There are four quarries in Hong Kong: Anderson Road, Shek O, Lamma and Lam Tei Quarries. They all produce rock products for the construction industry. These quarries meet about 50% of the local aggregate requirements, in the range of 6 million and 9 million tonnes per annum. The remaining is imported from the Mainland.
Anderson Road, Shek O and Lamma Quarries are working on rehabilitation contracts, which are for fixed time periods with no rights to rock extraction after the expiry of the contract periods. A supplementary agreement has been signed for Lam Tei Quarry which also specifies that the contractor also needs to complete the rock excavation within a definite time.
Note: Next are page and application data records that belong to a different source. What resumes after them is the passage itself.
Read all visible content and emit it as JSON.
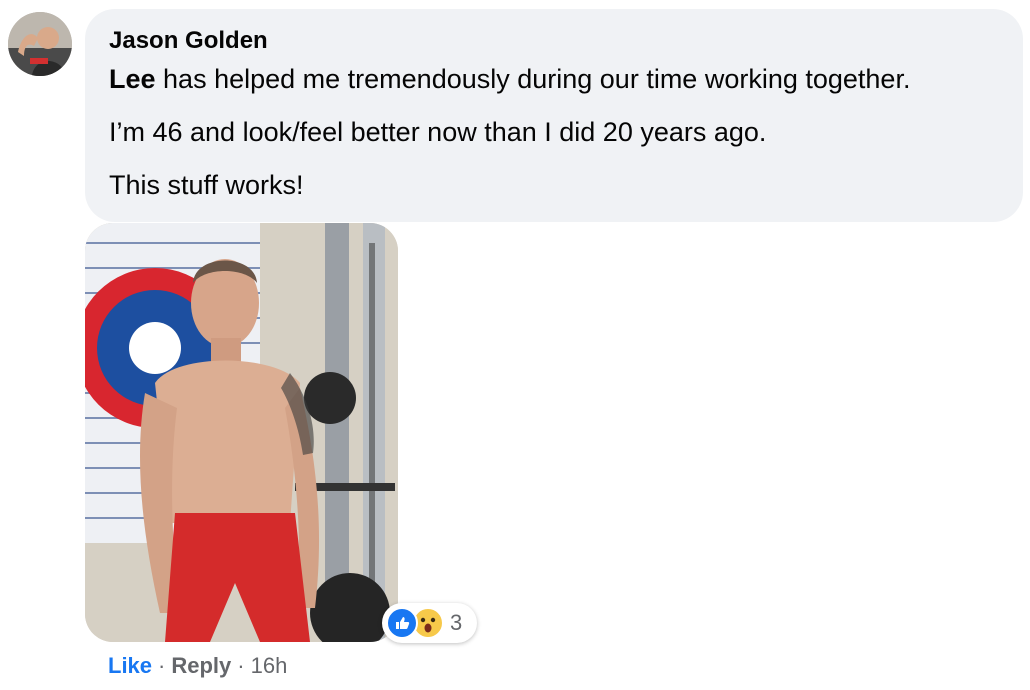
{
  "comment": {
    "author": "Jason Golden",
    "mention": "Lee",
    "lines": [
      " has helped me tremendously during our time working together.",
      "I’m 46 and look/feel better now than I did 20 years ago.",
      "This stuff works!"
    ]
  },
  "reactions": {
    "count": "3",
    "types": [
      "like-icon",
      "wow-icon"
    ]
  },
  "actions": {
    "like": "Like",
    "reply": "Reply",
    "separator": "·",
    "timestamp": "16h"
  },
  "colors": {
    "bubble": "#f0f2f5",
    "link_blue": "#1877f2",
    "meta_gray": "#65676b",
    "text": "#050505"
  }
}
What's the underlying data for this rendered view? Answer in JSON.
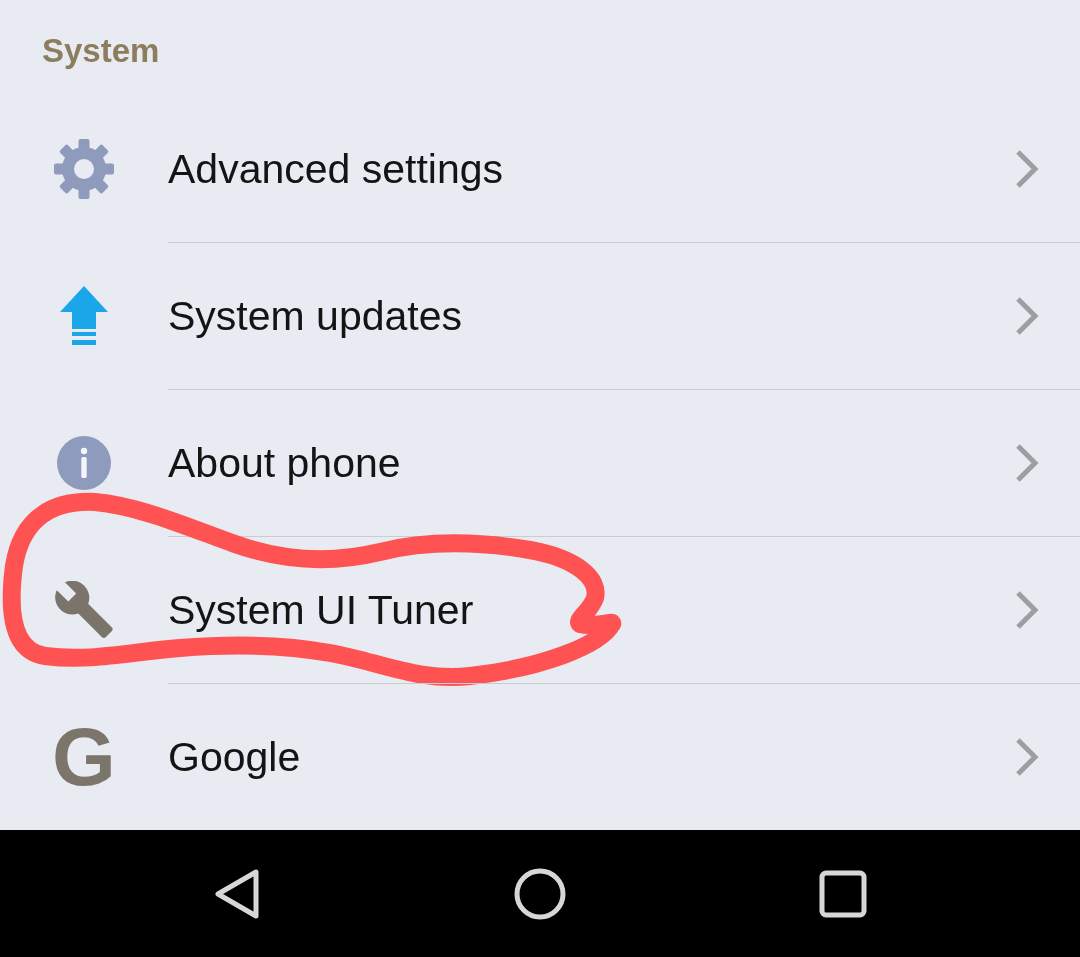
{
  "header": {
    "title": "System"
  },
  "items": [
    {
      "label": "Advanced settings",
      "circled": false
    },
    {
      "label": "System updates",
      "circled": false
    },
    {
      "label": "About phone",
      "circled": false
    },
    {
      "label": "System UI Tuner",
      "circled": true
    },
    {
      "label": "Google",
      "circled": false,
      "logo_letter": "G"
    }
  ]
}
Quarry rehabilitation contract is essentially a large site formation contract in nature with rehabilitation being the main focus. All quarry contracts are design and build and revenue earning contracts. By revenue earning, it means that the contractor needs to pay the Government for the rights he enjoys under the contract, such as selling or removing rock from site, processing of excavated rock for sale, etc. Using these rights, the contractor generates revenue which is used to cover the cost of the works that he carries out for the Government in association with the contract. Under certain circumstances, the contractor may also be given permissions to do other work, such as manufacture, store and export of emulsion matrix from site.
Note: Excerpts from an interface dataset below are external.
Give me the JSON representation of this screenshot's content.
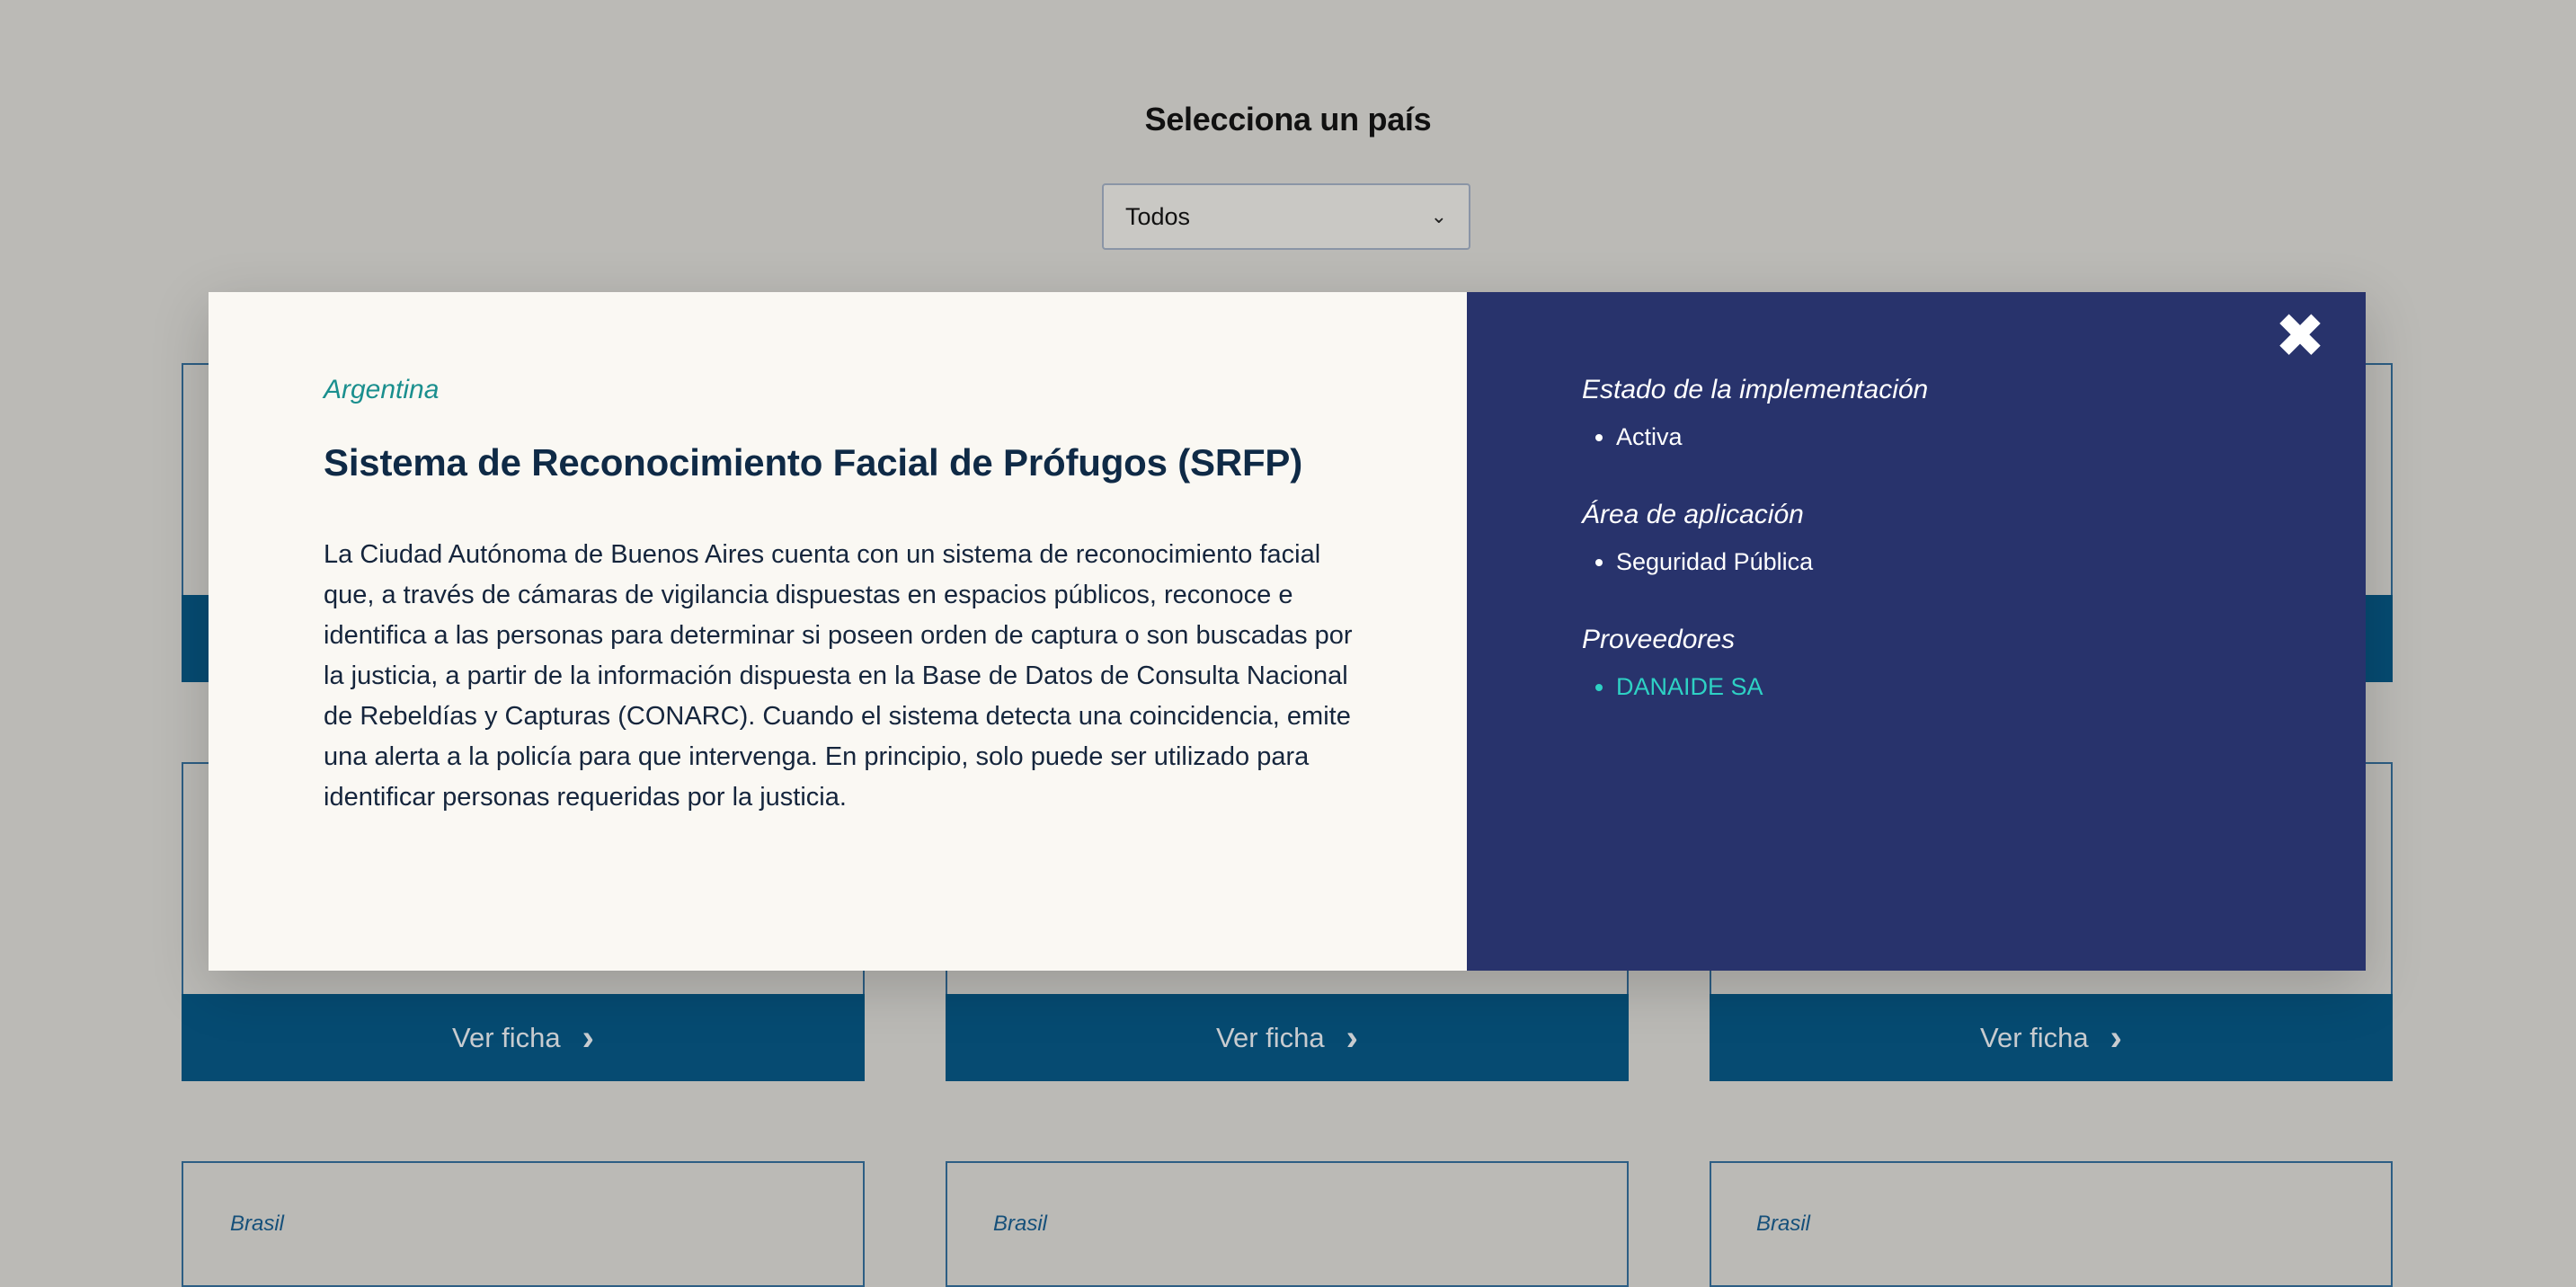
{
  "filter": {
    "heading": "Selecciona un país",
    "selected": "Todos"
  },
  "cards": {
    "button_label": "Ver ficha",
    "bottom_row_country": "Brasil"
  },
  "modal": {
    "country": "Argentina",
    "title": "Sistema de Reconocimiento Facial de Prófugos (SRFP)",
    "description": "La Ciudad Autónoma de Buenos Aires cuenta con un sistema de reconocimiento facial que, a través de cámaras de vigilancia dispuestas en espacios públicos, reconoce e identifica a las personas para determinar si poseen orden de captura o son buscadas por la justicia, a partir de la información dispuesta en la Base de Datos de Consulta Nacional de Rebeldías y Capturas (CONARC). Cuando el sistema detecta una coincidencia, emite una alerta a la policía para que intervenga. En principio, solo puede ser utilizado para identificar personas requeridas por la justicia.",
    "close_icon": "close-icon",
    "status": {
      "heading": "Estado de la implementación",
      "value": "Activa"
    },
    "area": {
      "heading": "Área de aplicación",
      "value": "Seguridad Pública"
    },
    "providers": {
      "heading": "Proveedores",
      "items": [
        "DANAIDE SA"
      ]
    }
  },
  "colors": {
    "background": "#bbbab6",
    "card_button": "#064b72",
    "modal_left": "#faf8f3",
    "modal_right": "#28336c",
    "accent_teal": "#1a8f8e",
    "provider_link": "#2ed1c4"
  }
}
Anderson Road Quarry
Anderson Road Quarry is located in the south-western slopes of the Tai Sheung Tok hill at Kowloon Peninsula, covering an area of 86 ha.
The contract was signed in 1997. The works are scheduled to be completed in 2013. The contractor is required to carry out the following works under the contract:
|(a)||formation of a new landform consisting of 7 benches of each 65o 20 m high rock slope at the central portion (overall height about 200 m),|
|3 benches of each 20 m high rock slope on the east and west ends and a platform of 40 ha; and|
|(b)||provision of a green cover to the final landform to blend in with the natural environment.|
Shek O Quarry
Shek O Quarry is located on the west coast of Cape D'Aguilar Peninsula on Hong Kong Island, covering an area of 45 ha.
The contract was signed in 1993. The works are scheduled to be completed in 2005. The contractor is required to carry out the following works under the contract:
|(a)||formation of a new Shek O Road to eliminate the hairpin bend of the old Shek O Road and shorten the road by 600 m;|
|(b)||recreation of a new landform to blend in with the natural landscape of Cape D'Aguilar Peninsula;|
|(c)||provision of nesting sites for cliff dwelling birds peregrine falcon on the southern boundary cliffs; and|
|(d)||planting of slopes with exotic and native trees to establish a natural self-sustaining system and suitable habitats for birds, mammals and insects.|
Lamma Quarry is located on the north side of Sok Kwu Wan of Lamma Island covering an area of 49 ha and about 1 km of coastline.
The contract was signed in 1995. The works are scheduled to be completed in 2002. The contractor is required to carry out the following works under the contract:
|(a)||recreation of a new stable landform comprising a broad, gently sloping series of platforms bounded to the north with slopes which merged with the natural hillsides;|
|(b)||creation of a 4 ha man-made lake with a natural, non-engineered appearence and gently shelving edges which can support reed bed; and|
|(c)||landscaping and planting with exotic and native trees to create a self-sustaining, maintenance-free, green environment with a similar biodiversity to the surroundings.|
Lam Tei Quarry
Lam Tei Quarry is located at about 3 km north of Tuen Mun New Town, covering an area of 30.5 ha. The quarry operation began in 1982 and will complete in 2001. The contractor is required to provide landscaping and planting of approved final landform which is to be created during the contract. The following works are included in the contract:
|(a)||formation of a new landform consisting of 9 benches of each 15m high 60° to 70° cut slope and platform of 17 ha;|
|(b)||revegetation of the final landform to a stable condition to eventually blend in with the surranding natural environment;|
|(c)||provision of a self-sustaining ecosystem with a similar bio-diversity to the surrounding environment; and|
|(d)||provision of a natural and safe environment for the future land use of the site.|